CHEF Cary Brown is waffling on . . . about waffles. “Right on trend,” he coos, looking at his plate. It’s a reworking of a reworking of a classic Southern USA dish, duck with waffles.
There’s a tasty duck confit, a shiny bronze coloured Belgian waffle, some slinky bok choi in a nod towards China because when you think of duck it’s either confit or crispy, and a plummy sauce. And it’s lovely.
He and I are judging a heat at Whirlow Hall Farm Trust’s annual Sheff’s Kitchen cookery competition, in which the area’s leading chefs cook off for the charity with a bit of a laugh.
Tonight Charlie Curran, chef-patron of the highly rated Peppercorn on Abbeydale Road South, and Stephen Wallis, Whirlow’s own head chef, are going head to head on the theme, Flavours of Breakfast for 50 paying guests. So we are looking for wit and imagination and some good cooking.
There is plenty of that but we get the result wrong! We hand the prize to Charlie but there’s barely the thickness of a spatula in it, it’s so close. The diners have other ideas and give it to Stephen. Cary and I also got it ‘wrong’ last year so Whirlow may not be asking us back!
Cary, who seemingly has had more restaurants than I’ve had hot dinners and is now wowing them at Barlow Woodseats Hall, is looking for technical skill and expertise, among other things. With some 1,400 meals under my belt while reviewing professionally for the Sheffield Star, I’ll be looking at it from the angle of a seasoned diner. The two approaches are not always the same but should come up with the same result.
With the theme of breakfast in mind, Charlie gets his duck main course on the menu by using the waffle as the hook. For best results eat a bit of saucy duck with the waffle so the flavours soak in.
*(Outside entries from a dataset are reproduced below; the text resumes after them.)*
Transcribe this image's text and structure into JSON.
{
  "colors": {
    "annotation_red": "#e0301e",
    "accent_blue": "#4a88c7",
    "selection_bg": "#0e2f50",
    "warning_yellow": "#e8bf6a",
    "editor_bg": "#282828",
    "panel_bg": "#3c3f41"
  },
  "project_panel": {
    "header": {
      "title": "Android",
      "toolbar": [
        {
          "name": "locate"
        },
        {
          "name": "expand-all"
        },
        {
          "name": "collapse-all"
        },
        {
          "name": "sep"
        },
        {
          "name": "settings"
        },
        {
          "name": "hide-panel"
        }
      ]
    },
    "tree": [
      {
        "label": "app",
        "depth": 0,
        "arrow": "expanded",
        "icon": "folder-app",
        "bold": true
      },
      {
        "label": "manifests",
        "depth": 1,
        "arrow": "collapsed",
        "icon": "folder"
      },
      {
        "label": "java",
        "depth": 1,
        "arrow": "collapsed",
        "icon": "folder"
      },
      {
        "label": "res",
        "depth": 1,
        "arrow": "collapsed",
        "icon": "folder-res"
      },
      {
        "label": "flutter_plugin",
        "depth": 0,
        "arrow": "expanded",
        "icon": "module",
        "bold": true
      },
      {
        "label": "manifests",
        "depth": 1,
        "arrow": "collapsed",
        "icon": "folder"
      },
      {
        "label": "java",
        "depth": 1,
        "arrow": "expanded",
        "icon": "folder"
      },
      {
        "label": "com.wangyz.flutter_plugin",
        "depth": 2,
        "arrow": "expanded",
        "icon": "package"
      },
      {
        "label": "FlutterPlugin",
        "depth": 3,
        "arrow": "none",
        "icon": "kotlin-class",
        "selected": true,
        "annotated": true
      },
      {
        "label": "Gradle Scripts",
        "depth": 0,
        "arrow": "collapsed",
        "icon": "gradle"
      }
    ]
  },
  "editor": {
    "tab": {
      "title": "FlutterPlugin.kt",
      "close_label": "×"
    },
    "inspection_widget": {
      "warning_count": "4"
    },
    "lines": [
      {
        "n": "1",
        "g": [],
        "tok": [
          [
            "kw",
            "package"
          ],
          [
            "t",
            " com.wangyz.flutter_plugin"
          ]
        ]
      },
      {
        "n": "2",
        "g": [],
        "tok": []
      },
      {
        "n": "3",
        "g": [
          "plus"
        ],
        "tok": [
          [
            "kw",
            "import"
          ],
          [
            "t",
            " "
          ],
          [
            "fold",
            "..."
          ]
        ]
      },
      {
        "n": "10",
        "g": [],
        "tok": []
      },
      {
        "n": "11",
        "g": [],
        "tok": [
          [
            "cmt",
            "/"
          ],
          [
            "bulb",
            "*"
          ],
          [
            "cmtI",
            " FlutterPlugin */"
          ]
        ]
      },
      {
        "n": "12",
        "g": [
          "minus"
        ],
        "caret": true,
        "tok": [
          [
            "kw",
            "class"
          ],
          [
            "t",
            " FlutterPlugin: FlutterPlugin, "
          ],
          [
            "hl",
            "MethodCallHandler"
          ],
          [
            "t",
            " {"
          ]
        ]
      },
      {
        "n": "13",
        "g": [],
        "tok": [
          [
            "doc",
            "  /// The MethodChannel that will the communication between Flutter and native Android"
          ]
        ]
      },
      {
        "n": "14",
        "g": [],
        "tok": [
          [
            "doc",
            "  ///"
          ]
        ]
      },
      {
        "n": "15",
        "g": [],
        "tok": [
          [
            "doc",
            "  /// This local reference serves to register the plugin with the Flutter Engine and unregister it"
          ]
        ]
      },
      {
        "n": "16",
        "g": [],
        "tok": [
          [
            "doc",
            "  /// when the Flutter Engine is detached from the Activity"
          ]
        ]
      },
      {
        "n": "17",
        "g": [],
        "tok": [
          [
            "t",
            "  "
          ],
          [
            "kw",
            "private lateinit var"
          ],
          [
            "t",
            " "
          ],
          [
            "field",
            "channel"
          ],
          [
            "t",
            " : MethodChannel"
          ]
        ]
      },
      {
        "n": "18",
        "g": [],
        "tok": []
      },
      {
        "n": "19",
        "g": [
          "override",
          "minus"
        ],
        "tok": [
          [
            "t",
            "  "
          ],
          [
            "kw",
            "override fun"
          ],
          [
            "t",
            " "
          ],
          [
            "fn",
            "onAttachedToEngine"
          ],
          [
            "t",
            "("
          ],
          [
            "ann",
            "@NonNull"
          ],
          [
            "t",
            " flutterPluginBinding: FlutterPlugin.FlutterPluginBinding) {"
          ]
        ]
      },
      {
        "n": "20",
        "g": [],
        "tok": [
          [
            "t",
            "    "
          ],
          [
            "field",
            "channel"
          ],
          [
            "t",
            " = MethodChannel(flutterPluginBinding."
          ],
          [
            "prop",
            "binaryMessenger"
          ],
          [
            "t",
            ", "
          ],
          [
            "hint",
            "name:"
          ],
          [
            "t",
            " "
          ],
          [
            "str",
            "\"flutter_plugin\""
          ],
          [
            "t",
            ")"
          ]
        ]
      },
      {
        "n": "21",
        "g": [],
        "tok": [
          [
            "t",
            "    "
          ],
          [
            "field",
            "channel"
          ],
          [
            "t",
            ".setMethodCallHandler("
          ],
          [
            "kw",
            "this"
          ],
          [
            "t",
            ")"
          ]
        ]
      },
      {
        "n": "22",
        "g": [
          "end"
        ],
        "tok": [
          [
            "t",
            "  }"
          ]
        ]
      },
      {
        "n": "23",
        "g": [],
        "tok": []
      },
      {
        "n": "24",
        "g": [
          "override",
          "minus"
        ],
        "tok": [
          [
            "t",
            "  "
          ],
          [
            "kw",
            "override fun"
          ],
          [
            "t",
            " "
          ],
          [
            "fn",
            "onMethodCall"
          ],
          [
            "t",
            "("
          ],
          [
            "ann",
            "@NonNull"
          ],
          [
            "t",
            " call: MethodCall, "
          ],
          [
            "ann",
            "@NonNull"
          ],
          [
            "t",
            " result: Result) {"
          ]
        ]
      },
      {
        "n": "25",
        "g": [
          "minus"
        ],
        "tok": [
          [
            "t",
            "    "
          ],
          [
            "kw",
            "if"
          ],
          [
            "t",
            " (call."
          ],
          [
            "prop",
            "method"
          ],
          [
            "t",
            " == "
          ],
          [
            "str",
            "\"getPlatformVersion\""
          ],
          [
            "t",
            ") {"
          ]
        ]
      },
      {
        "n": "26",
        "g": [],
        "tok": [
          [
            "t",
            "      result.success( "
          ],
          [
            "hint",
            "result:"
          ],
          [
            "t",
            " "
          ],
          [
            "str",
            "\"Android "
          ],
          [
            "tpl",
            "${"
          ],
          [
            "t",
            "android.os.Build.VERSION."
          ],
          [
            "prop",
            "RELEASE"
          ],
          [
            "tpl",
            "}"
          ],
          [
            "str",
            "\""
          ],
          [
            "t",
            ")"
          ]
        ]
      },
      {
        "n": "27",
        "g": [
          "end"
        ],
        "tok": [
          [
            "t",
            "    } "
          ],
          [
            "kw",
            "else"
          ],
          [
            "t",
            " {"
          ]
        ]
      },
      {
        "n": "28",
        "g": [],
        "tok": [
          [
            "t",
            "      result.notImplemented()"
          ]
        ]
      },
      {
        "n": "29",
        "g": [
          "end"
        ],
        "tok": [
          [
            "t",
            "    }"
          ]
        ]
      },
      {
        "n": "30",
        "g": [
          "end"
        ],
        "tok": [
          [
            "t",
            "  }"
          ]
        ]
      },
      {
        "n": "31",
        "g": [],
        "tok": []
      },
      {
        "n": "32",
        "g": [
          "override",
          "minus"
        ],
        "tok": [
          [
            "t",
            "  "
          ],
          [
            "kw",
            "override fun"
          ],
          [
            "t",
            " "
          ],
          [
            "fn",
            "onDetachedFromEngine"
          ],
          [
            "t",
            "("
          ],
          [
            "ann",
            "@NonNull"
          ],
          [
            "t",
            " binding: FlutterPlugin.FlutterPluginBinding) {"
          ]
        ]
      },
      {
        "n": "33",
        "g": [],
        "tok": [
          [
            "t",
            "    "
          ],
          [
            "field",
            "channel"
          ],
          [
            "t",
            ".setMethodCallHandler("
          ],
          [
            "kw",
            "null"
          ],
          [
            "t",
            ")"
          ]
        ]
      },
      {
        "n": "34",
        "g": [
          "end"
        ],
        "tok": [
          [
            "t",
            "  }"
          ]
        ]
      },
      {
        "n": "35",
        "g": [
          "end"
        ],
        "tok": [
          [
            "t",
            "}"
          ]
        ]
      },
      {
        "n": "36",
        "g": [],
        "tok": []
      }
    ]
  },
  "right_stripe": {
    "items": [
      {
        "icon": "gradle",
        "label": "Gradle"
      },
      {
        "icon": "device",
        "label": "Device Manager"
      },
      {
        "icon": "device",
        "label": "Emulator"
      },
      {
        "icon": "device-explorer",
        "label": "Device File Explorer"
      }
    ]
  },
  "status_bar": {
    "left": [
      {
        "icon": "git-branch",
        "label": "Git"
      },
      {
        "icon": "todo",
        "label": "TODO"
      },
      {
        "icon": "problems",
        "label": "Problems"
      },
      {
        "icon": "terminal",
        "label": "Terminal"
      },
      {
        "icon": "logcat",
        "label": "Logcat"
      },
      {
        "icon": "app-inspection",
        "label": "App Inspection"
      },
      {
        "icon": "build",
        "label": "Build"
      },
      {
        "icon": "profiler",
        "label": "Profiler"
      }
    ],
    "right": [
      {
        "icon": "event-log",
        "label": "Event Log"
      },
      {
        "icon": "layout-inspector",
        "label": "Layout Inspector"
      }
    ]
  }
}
Stephen, remembering the mornings after the nights before some beer-soaked curry evenings and reheating the left-overs for breakfast, does a clever riff on Ruby Murray. There’s a roundel of chicken stuffed with lentil dahl, a fish bhaji of tilapia and a ‘tandoori potato’ plus the usual accompaniments, chutney, coriander and a sliver of poppadom.
As last year, Stephen sportingly handed over his kitchen to Charlie and worked from the store across the courtyard. Both chefs were given a £150 budget and had a sous to help: Charlie’s was Jamie McGonigle while Stephen had Amy Lee.
Stephen opens his menu with that breakfast favourite, kippers. He did it all from scratch. He made his own kippers, cold smoking the herrings and turning them into little cylinders of delicate pate, accompanied by a slug of Bloody Mary and brioche. There was a lot of work in that dish.
Charlie went for a mini croissant and a coffee cup filled with a light, lustrous chicken liver parfait ‘coffee’ topped by a cream froth.
While we are not comparing scores it is obvious they are close so it all comes down to the last course. Stephen, riffing on croissants with marmalade, does a yumptious whole orange cake partnered with croissant ice cream covered in an almond crumb, the sort of dish which would be the highlight of a posh afternoon tea.
But Charlie’s makes me smile, then laugh. That’s got to be worth an extra point. His assiette, entitled cereal killer, includes a yoghurt panna cotta, treacle tart and a cheeky little porridge soufflé.
Both Cary and I agree, it’s the porridge wot won it for Charlie but it was as close as a rolled oat. We compliment him afterwards.
“You know what, it was Ready Brek in that soufflé!” he says.
*Earlier versions misspelt Stephen’s surname. Apologies.